Matthew Lincoln, PhD Art History and Digital Research

Hoogstraten on painters and money

Honthorst, the successful court painter in The Hague, had, while he still flourished as an artist, a lively brush; but, whether it was to please the girls, or because money lulled him to sleep, he fell into a stiff smoothness: about which Linschoten, who was used to attacking his work lustily, taunted him, saying that Honthorst could no longer do a worthwhile stroke. “All the same,” replied the latter, “I do better strokes than you every day of the week, and I’ll show you one you can’t repeat.” So saying, he pulled a handful of ducats from his purse, shoved them on the table, and stroked them towards him, by which he meant to show that with his painting, however it might look, he knew how to earn money, whereas Linschoten, with his broad brush, was still a poor man.
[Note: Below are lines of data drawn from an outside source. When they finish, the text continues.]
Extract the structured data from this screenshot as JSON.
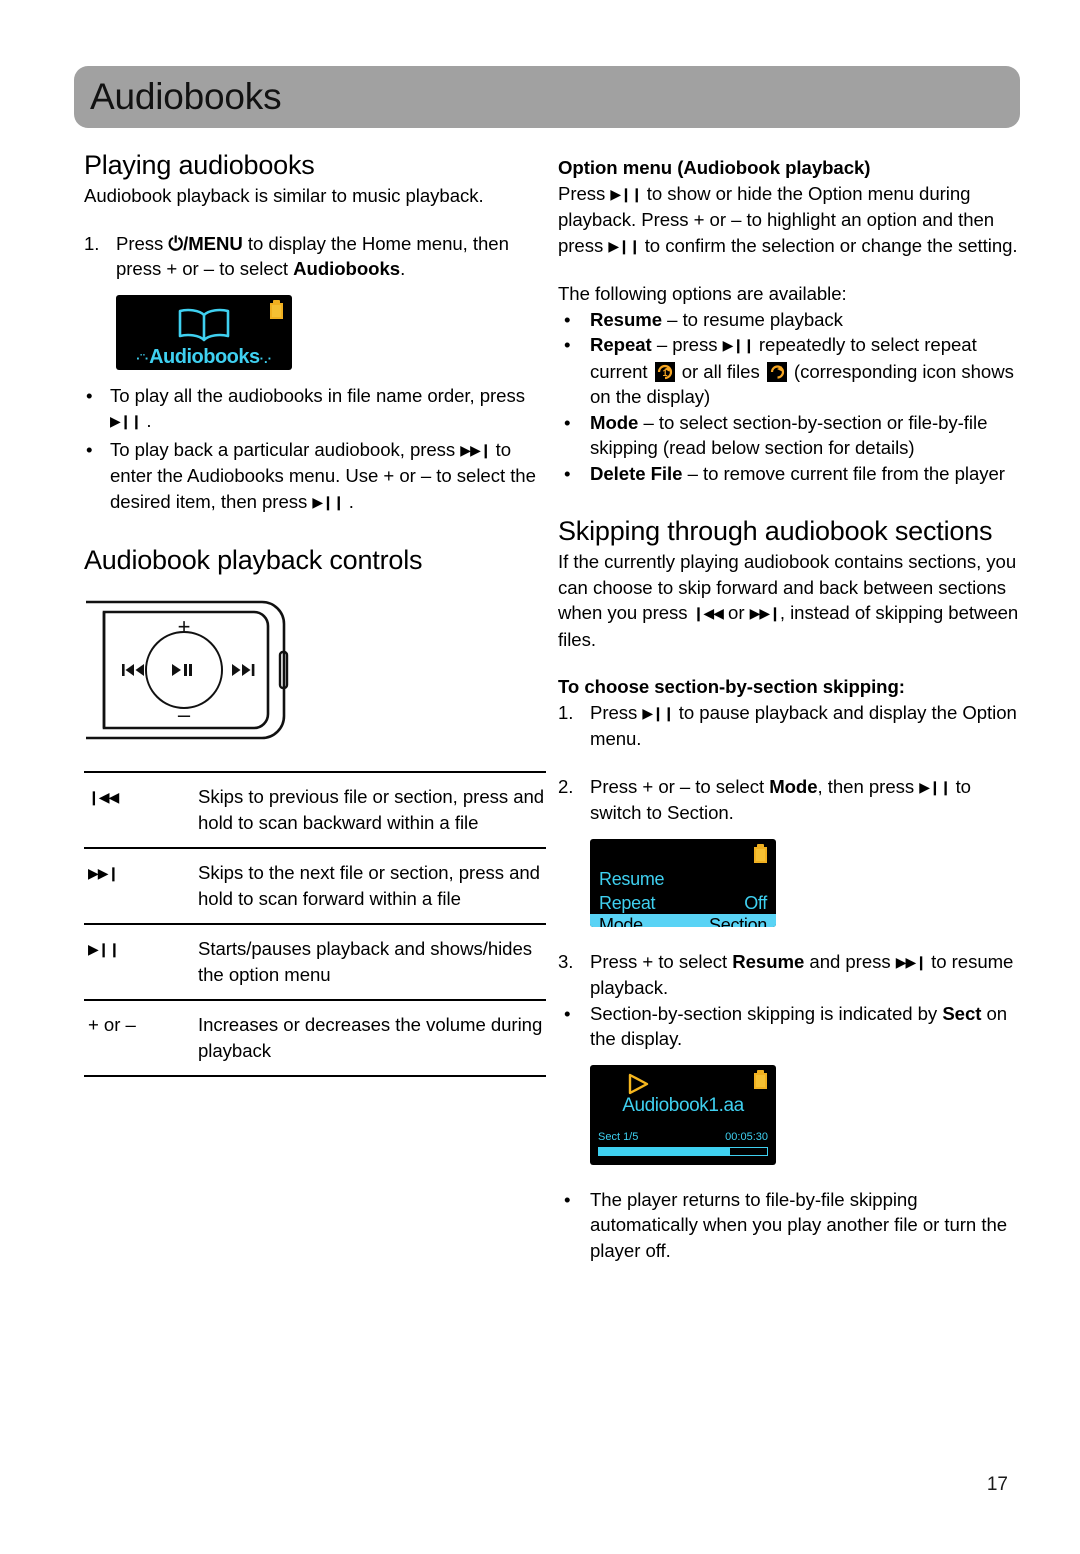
{
  "page": {
    "header_title": "Audiobooks",
    "page_number": "17"
  },
  "colors": {
    "header_gray": "#a1a1a1",
    "screen_cyan": "#3fd0f0",
    "screen_highlight": "#59d3f5",
    "battery_yellow": "#f5c033",
    "repeat_icon_orange": "#f5a623",
    "screen_black": "#000000"
  },
  "left": {
    "playing_title": "Playing audiobooks",
    "playing_intro": "Audiobook playback is similar to music playback.",
    "step1": {
      "marker": "1.",
      "text_a": "Press ",
      "power_menu": "/MENU",
      "text_b": " to display the Home menu, then press + or – to select ",
      "bold_target": "Audiobooks",
      "text_c": "."
    },
    "home_screen": {
      "label": "Audiobooks",
      "dots_left": "·¨·",
      "dots_right": "·.·",
      "battery_icon": "battery-icon",
      "book_icon": "open-book-icon"
    },
    "bullets": [
      {
        "marker": "•",
        "parts": [
          "To play all the audiobooks in file name order, press ",
          "▶❙❙",
          " ."
        ]
      },
      {
        "marker": "•",
        "parts": [
          "To play back a particular audiobook, press ",
          "▶▶❙",
          " to enter the Audiobooks menu. Use + or – to select the desired item, then press ",
          "▶❙❙",
          " ."
        ]
      }
    ],
    "controls_title": "Audiobook playback controls",
    "device_diagram": {
      "plus_label": "+",
      "minus_label": "–",
      "prev_label": "❙◀◀",
      "play_label": "▶❙❙",
      "next_label": "▶▶❙",
      "side_button": "side-button"
    },
    "controls_table": [
      {
        "key": "❙◀◀",
        "key_name": "previous-track-icon",
        "desc": "Skips to previous file or section, press and hold to scan backward within a file"
      },
      {
        "key": "▶▶❙",
        "key_name": "next-track-icon",
        "desc": "Skips to the next file or section, press and hold to scan forward within a file"
      },
      {
        "key": "▶❙❙",
        "key_name": "play-pause-icon",
        "desc": "Starts/pauses playback and shows/hides the option menu"
      },
      {
        "key": "+ or –",
        "key_name": "volume-keys",
        "desc": "Increases or decreases the volume during playback"
      }
    ]
  },
  "right": {
    "option_menu_title": "Option menu (Audiobook playback)",
    "option_menu_para_1": "Press ",
    "option_menu_para_2": " to show or hide the Option menu during playback. Press + or – to highlight an option and then press ",
    "option_menu_para_3": " to confirm the selection or change the setting.",
    "available_intro": "The following options are available:",
    "options": [
      {
        "marker": "•",
        "bold": "Resume",
        "rest": " – to resume playback"
      },
      {
        "marker": "•",
        "bold": "Repeat",
        "rest_a": " – press ",
        "glyph": "▶❙❙",
        "rest_b": " repeatedly to select repeat current ",
        "icon_one": "repeat-one-icon",
        "rest_c": " or all files ",
        "icon_all": "repeat-all-icon",
        "rest_d": " (corresponding icon shows on the display)"
      },
      {
        "marker": "•",
        "bold": "Mode",
        "rest": " – to select section-by-section or file-by-file skipping (read below section for details)"
      },
      {
        "marker": "•",
        "bold": "Delete File",
        "rest": " – to remove current file from the player"
      }
    ],
    "skipping_title": "Skipping through audiobook sections",
    "skipping_para_a": "If the currently playing audiobook contains sections, you can choose to skip forward and back between sections when you press ",
    "skipping_glyph_prev": "❙◀◀",
    "skipping_para_b": " or ",
    "skipping_glyph_next": "▶▶❙",
    "skipping_para_c": ", instead of skipping between files.",
    "choose_title": "To choose section-by-section skipping:",
    "steps": [
      {
        "marker": "1.",
        "text_a": "Press ",
        "glyph": "▶❙❙",
        "text_b": " to pause playback and display the Option menu."
      },
      {
        "marker": "2.",
        "text_a": "Press + or – to select ",
        "bold": "Mode",
        "text_b": ", then press ",
        "glyph": "▶❙❙",
        "text_c": " to switch to Section."
      },
      {
        "marker": "3.",
        "text_a": "Press + to select ",
        "bold": "Resume",
        "text_b": " and press ",
        "glyph": "▶▶❙",
        "text_c": " to resume playback."
      }
    ],
    "option_screen": {
      "rows": [
        {
          "label": "Resume",
          "value": ""
        },
        {
          "label": "Repeat",
          "value": "Off"
        },
        {
          "label": "Mode",
          "value": "Section"
        }
      ],
      "selected_index": 2,
      "battery_icon": "battery-icon"
    },
    "sect_bullet": {
      "marker": "•",
      "text_a": "Section-by-section skipping is indicated by ",
      "bold": "Sect",
      "text_b": " on the display."
    },
    "play_screen": {
      "track": "Audiobook1.aa",
      "section": "Sect 1/5",
      "time": "00:05:30",
      "progress_percent": 78,
      "play_icon": "play-triangle-icon",
      "battery_icon": "battery-icon"
    },
    "final_bullet": {
      "marker": "•",
      "text": "The player returns to file-by-file skipping automatically when you play another file or turn the player off."
    }
  }
}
One of my favorite quotes from Samuel van Hoogstraten’s 1678 Inleyding tot de hooge schoole der schilderkonst, translation by Paul Taylor in Dutch Flower Painting 1600-1720 (New Haven: Yale University Press, 1995)
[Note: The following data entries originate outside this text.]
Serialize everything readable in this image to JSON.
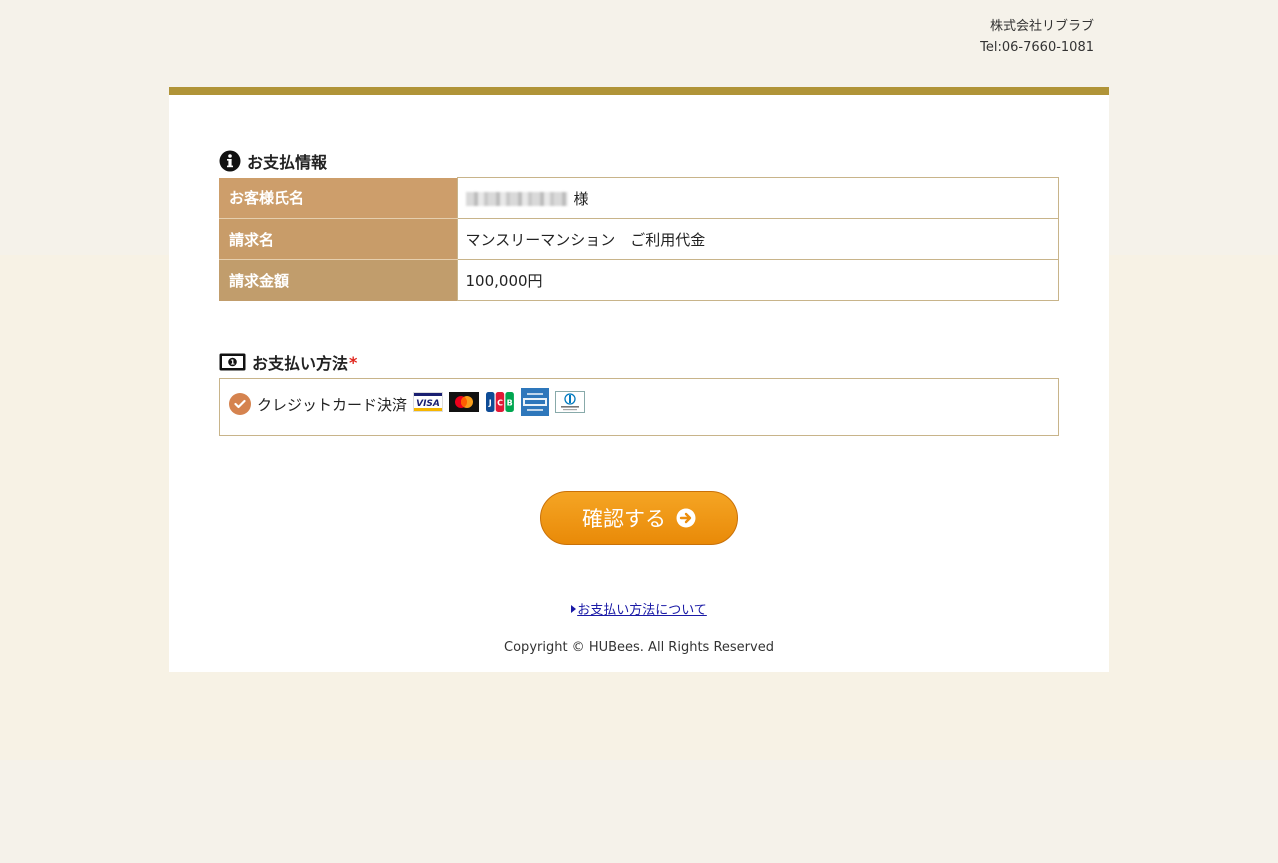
{
  "company": {
    "name": "株式会社リブラブ",
    "tel": "Tel:06-7660-1081"
  },
  "payment_info": {
    "title": "お支払情報",
    "rows": [
      {
        "label": "お客様氏名",
        "value": "様"
      },
      {
        "label": "請求名",
        "value": "マンスリーマンション　ご利用代金"
      },
      {
        "label": "請求金額",
        "value": "100,000円"
      }
    ]
  },
  "payment_method": {
    "title": "お支払い方法",
    "required_mark": "*",
    "option_label": "クレジットカード決済",
    "brands": [
      "VISA",
      "Mastercard",
      "JCB",
      "American Express",
      "Diners Club"
    ]
  },
  "confirm_label": "確認する",
  "help_link": "お支払い方法について",
  "copyright": "Copyright © HUBees. All Rights Reserved",
  "colors": {
    "gold": "#b09438",
    "orange": "#ef9412",
    "header_cell": "#cd9e6b"
  }
}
Cite this post:

Lincoln, Matthew D. "Hoogstraten on painters and money." Matthew Lincoln, PhD (blog), 16 Jun 2013, http://matthewlincoln.net/2013/06/16/hoogstraten-on-painters-and-money.html.


Tagged in: Art History